▶ _SOURCE MATERIAL_:
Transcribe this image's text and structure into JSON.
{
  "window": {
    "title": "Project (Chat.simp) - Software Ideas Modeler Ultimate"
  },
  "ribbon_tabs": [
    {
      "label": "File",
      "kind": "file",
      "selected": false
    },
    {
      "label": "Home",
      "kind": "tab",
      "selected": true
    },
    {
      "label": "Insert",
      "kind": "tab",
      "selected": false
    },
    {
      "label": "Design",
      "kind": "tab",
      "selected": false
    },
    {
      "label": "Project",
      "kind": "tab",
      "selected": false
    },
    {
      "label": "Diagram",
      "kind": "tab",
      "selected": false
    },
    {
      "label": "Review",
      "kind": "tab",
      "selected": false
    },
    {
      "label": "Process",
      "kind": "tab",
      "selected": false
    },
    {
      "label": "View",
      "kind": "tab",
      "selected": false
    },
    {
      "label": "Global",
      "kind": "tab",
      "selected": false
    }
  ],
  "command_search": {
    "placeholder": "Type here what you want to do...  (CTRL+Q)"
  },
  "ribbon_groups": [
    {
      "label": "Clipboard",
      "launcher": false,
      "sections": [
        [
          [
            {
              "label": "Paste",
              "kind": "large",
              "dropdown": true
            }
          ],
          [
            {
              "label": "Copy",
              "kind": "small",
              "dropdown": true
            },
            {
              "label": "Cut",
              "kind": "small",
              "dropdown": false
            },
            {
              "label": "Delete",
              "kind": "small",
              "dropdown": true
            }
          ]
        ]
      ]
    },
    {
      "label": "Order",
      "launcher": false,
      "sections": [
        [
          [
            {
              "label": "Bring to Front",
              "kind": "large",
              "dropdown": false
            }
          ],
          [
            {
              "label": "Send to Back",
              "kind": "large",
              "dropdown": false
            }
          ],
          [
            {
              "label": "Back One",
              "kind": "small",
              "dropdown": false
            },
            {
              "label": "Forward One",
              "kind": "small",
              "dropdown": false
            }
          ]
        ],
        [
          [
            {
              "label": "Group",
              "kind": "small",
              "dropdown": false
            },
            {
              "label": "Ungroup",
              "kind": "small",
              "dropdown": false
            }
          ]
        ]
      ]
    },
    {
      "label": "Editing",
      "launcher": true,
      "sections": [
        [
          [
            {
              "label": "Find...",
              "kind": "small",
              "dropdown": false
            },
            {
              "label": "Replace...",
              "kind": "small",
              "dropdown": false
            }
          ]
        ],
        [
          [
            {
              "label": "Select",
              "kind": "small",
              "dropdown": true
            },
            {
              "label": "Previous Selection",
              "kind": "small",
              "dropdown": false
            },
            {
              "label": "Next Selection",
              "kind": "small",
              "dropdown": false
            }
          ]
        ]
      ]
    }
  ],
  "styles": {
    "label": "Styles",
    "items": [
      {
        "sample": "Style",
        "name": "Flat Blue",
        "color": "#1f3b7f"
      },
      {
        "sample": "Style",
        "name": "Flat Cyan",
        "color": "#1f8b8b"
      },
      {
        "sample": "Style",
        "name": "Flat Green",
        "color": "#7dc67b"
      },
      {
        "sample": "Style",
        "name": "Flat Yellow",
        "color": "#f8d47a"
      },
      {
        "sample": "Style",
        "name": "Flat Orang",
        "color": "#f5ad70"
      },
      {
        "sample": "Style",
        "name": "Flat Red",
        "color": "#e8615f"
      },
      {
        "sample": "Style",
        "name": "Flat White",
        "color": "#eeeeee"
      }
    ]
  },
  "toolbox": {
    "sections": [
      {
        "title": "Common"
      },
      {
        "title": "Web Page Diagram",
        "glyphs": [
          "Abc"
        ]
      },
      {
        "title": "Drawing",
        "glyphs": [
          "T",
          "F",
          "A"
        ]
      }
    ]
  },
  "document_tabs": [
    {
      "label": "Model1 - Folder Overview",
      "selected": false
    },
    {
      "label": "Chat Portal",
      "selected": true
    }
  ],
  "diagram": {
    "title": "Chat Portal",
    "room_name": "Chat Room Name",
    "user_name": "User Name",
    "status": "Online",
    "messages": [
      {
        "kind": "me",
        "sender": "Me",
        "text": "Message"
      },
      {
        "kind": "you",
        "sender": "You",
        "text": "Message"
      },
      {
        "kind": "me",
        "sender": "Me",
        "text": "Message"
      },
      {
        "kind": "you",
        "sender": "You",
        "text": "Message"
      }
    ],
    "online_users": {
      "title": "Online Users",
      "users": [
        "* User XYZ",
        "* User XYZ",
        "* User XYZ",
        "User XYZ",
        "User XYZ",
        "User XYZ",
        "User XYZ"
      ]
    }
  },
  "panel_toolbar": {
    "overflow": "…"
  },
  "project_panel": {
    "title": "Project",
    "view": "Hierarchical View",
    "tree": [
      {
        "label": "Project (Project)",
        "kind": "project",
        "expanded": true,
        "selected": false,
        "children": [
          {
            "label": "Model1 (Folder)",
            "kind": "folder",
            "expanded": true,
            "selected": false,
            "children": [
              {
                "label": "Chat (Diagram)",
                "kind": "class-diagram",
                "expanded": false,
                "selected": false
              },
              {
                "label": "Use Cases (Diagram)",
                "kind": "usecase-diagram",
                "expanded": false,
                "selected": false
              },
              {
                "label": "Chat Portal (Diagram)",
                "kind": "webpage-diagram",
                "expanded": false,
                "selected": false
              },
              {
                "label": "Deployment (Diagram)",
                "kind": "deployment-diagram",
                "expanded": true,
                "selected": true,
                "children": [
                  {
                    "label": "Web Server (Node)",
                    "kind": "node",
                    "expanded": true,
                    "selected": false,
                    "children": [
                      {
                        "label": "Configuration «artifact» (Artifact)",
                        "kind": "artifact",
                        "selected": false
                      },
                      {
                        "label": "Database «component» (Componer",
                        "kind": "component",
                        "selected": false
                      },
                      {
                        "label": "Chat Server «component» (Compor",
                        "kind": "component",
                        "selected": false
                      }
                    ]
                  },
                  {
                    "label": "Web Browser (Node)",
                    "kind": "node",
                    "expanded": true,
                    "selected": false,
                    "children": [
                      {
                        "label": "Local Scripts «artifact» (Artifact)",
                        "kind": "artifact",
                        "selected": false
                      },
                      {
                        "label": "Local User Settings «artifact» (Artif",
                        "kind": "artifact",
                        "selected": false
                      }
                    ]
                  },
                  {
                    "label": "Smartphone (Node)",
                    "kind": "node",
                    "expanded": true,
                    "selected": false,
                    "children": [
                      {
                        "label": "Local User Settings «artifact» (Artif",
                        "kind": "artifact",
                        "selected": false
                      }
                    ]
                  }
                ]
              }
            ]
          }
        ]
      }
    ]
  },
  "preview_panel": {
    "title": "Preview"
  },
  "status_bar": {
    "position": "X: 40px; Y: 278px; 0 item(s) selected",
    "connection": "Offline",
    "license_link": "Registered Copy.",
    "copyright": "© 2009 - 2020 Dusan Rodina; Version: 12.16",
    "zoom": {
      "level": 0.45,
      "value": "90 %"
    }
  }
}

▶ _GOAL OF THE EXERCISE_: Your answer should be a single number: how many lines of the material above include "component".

▶ _TASK OUTPUT_: 4